WMC honors legislators in its pocket

I hope this info is useful – or at least mildly interesting – to you.

Talk to you soon.

****

Matt Rothschild is the Executive Director of the Wisconsin Democracy Campaign, a non-partisan nonprofit watchdog group now in it's third decade of working for clean, open and honest government and reforms that make people matter more than money in politics.
Wisconsin Democracy Campaign, 203 South Paterson Street, Suite 100, Madison, WI 53703-3689, 608-255-4260, http://www.wisdc.org

Last Updated on Tuesday, 25 October 2016 09:35
 
What Do Rigged Elections Really Look Like?

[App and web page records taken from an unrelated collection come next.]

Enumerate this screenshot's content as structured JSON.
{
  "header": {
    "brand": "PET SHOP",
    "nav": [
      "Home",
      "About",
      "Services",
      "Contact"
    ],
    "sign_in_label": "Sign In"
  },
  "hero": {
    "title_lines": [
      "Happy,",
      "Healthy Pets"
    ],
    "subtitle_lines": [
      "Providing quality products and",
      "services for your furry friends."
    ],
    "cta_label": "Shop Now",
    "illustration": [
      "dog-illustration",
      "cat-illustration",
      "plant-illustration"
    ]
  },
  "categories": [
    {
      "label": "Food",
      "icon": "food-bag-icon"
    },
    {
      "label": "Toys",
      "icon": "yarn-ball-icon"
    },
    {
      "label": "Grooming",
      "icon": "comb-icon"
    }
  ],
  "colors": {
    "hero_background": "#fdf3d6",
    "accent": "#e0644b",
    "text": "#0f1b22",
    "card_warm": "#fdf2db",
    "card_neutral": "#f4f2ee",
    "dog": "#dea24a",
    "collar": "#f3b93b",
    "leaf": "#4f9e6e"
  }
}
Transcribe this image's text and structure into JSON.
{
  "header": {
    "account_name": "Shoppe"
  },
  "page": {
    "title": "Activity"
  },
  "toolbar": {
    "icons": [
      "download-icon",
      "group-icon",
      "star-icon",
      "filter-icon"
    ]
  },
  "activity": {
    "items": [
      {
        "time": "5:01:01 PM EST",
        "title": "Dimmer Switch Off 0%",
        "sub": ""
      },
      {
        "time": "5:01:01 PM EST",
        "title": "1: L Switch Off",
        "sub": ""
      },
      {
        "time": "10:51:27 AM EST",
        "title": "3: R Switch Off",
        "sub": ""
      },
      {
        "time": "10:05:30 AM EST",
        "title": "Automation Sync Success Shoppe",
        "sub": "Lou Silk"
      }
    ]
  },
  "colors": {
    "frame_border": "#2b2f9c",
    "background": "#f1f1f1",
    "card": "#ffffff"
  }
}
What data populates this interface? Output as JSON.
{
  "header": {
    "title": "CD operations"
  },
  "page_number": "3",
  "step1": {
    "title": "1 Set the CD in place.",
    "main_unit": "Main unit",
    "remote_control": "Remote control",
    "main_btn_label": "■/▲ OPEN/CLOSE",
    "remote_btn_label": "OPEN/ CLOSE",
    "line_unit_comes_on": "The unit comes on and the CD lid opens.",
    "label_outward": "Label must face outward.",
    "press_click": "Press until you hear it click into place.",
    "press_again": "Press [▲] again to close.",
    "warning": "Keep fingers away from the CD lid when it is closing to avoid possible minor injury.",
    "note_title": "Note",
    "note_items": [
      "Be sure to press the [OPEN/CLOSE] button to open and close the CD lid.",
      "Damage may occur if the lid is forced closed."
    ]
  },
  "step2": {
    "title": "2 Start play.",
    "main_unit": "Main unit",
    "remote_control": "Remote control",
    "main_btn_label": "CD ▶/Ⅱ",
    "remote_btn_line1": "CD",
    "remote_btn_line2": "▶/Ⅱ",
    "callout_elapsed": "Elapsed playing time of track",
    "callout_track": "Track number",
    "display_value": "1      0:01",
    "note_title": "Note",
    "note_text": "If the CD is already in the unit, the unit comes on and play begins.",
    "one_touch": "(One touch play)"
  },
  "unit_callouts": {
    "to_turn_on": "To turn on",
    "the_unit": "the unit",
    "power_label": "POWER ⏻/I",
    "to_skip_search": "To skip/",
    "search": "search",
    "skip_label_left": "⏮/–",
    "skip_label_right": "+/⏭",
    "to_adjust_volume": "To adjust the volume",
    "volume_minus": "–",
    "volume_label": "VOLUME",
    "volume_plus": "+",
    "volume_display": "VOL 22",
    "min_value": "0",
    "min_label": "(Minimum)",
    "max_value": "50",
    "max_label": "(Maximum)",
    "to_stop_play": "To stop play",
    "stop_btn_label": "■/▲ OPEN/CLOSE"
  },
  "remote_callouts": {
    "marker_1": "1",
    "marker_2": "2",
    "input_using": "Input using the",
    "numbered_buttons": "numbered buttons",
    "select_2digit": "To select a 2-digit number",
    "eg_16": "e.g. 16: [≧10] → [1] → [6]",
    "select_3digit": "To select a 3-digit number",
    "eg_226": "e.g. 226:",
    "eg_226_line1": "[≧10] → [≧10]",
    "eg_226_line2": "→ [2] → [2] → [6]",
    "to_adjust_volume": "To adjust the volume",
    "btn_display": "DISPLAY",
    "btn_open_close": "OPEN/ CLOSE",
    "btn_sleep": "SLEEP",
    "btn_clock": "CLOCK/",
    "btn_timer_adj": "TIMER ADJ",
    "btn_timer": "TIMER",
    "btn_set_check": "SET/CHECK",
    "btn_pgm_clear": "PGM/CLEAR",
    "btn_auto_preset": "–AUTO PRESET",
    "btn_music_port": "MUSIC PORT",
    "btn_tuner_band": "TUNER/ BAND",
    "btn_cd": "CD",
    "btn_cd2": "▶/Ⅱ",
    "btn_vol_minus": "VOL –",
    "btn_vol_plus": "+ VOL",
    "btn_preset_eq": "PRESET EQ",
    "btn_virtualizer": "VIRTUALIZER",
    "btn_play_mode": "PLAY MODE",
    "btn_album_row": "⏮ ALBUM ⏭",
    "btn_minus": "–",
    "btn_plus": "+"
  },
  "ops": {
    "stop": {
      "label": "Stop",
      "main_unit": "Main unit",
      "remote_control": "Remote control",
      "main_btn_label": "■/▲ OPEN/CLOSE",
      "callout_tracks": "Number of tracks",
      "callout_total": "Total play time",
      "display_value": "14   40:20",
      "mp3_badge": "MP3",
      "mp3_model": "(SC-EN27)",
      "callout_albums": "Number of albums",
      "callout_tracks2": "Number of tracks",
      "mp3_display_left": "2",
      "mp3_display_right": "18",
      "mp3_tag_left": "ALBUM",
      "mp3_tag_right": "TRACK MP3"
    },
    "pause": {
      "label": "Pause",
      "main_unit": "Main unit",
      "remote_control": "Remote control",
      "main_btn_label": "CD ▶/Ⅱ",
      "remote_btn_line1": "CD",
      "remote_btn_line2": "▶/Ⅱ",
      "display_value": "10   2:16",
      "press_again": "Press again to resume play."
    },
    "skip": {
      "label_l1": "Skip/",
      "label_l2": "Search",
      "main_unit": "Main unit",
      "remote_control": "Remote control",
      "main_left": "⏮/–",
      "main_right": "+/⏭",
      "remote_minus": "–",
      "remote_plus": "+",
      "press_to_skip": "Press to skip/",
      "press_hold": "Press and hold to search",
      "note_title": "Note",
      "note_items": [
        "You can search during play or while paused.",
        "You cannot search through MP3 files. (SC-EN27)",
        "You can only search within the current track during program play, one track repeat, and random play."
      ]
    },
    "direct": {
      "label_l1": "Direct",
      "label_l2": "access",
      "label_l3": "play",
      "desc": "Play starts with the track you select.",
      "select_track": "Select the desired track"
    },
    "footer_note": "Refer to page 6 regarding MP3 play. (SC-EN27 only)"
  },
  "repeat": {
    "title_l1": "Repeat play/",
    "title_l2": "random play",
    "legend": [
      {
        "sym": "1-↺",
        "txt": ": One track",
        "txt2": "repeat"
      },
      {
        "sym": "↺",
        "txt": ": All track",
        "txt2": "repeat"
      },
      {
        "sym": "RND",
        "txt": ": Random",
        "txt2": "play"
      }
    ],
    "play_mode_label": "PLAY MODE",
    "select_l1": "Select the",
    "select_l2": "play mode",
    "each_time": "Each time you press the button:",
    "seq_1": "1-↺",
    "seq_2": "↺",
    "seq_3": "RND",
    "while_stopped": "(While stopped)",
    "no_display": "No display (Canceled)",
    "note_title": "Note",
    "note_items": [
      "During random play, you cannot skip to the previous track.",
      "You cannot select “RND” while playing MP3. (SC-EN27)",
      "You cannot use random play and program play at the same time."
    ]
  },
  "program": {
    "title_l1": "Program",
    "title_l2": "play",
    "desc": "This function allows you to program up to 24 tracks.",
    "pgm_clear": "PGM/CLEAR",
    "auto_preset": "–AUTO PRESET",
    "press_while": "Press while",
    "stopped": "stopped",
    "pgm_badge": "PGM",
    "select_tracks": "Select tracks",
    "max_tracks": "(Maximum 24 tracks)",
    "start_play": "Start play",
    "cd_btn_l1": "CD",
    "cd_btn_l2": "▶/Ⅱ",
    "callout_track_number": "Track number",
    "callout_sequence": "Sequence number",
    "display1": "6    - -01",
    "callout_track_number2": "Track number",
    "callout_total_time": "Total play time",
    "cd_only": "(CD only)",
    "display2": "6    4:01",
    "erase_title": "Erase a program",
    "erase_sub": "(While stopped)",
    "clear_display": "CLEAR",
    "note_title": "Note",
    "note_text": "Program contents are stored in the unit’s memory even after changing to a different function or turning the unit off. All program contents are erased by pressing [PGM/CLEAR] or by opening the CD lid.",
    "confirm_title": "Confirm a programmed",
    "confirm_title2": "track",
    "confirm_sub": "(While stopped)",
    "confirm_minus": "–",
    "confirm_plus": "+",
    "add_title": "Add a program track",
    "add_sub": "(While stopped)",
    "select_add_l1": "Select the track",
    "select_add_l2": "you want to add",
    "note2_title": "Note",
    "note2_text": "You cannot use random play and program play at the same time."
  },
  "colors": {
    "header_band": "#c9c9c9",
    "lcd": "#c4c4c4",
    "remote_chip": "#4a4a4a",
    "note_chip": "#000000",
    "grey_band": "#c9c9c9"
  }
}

PDF Print E-mail
Commentary
Written by John N. Powers, Wittenberg   
Monday, 24 October 2016 10:15

capitol-nightPower to draw new legislative district boundaries after 2010 election gave GOP 60% of State Assembly seats with only 46% of the votes and resulted in restrictive voter ID laws, environmental laws written by corporate lobbyists, John Doe changes to protect politicians and attacks on labor.

Read more...
 
Blue Jean Nation "So long Abe" PDF Print E-mail
Commentary
Written by Mike McCabe, Blue Jean Nation   
Wednesday, 19 October 2016 11:48

lincoln-walks-awayLincoln defined government as “of the people, by the people, and for the people.” We need Lincoln’s spirit now more than ever.


ALTOONA, WI - No dictionary ever captured the essence of democracy’s meaning better than Abe Lincoln did in his legendary Gettysburg Address. Lincoln defined it as government “of the people, by the people, and for the people.”

For a century and a half after the Civil War the Republican Party was the party of Lincoln. Today’s GOP, however, has separated from Lincoln and the relationship seems destined to end in divorce. Modern-day Republicans have rejected Lincoln’s commitment to equality as they flirted for decades before eventually jumping in bed with white supremacy. They also have renounced Lincoln’s idea of democracy. For years now the likes of Rush Limbaugh have been saying over and over again that America is a republic, not a democracy. And dittoheads across the country dutifully repeat the mantra.

It’s silly to argue over whether America is one or the other when we were so obviously intended to be both. The U.S. was set up to be a democratic republic. The republic the founders gave us also can accurately be described as a representative democracy or a constitutional democracy. The founders wisely and ingeniously struck a balance between majority rule by elected representatives of the people and protection of individual and minority rights by rule of constitutional law. To say we are a republic but not a democracy is to not only disregard the true meaning of these words but also to disrespect the founders’ delicate balancing act.

They understandably wanted no more to do with monarchy and sought to replace a king’s rule with democracy. But they also were rightly fearful of mob rule and felt the need to temper the democratic will with “inalienable” rights for individuals that could not be voted out of existence. They did a better job designing the system than we have done taking care of it. While some among us waste time bickering about whether America is a republic or a democracy, evidence mounts that we may no longer be worthy of either name.

At a time when the republic faced perhaps the greatest threat to its continued existence, Lincoln gave the country not only the perfect definition of democracy but also reason to believe a new birth of freedom in America was possible. In our time, all of us — whether Republican, Democrat, independent or something else — need to channel our inner Lincolns and dedicate ourselves to a new birth of democracy and equality. We need to figure out how to restore government of the people, by the people and for the people. We need to imagine an economy that is of the people, by the people and for the people and strive to make it so.

We need Lincoln’s spirit now more than ever. The party of Lincoln has waved goodbye to Abe. The rest of us need to summon him back.

— Mike McCabe

Last Updated on Wednesday, 19 October 2016 12:01
 
<< Start < Prev 81 82 83 84 85 86 87 88 89 90 Next > End >>

Page 81 of 111
Copyright © 2018. Green Bay Progressive. Designed by Shape5.com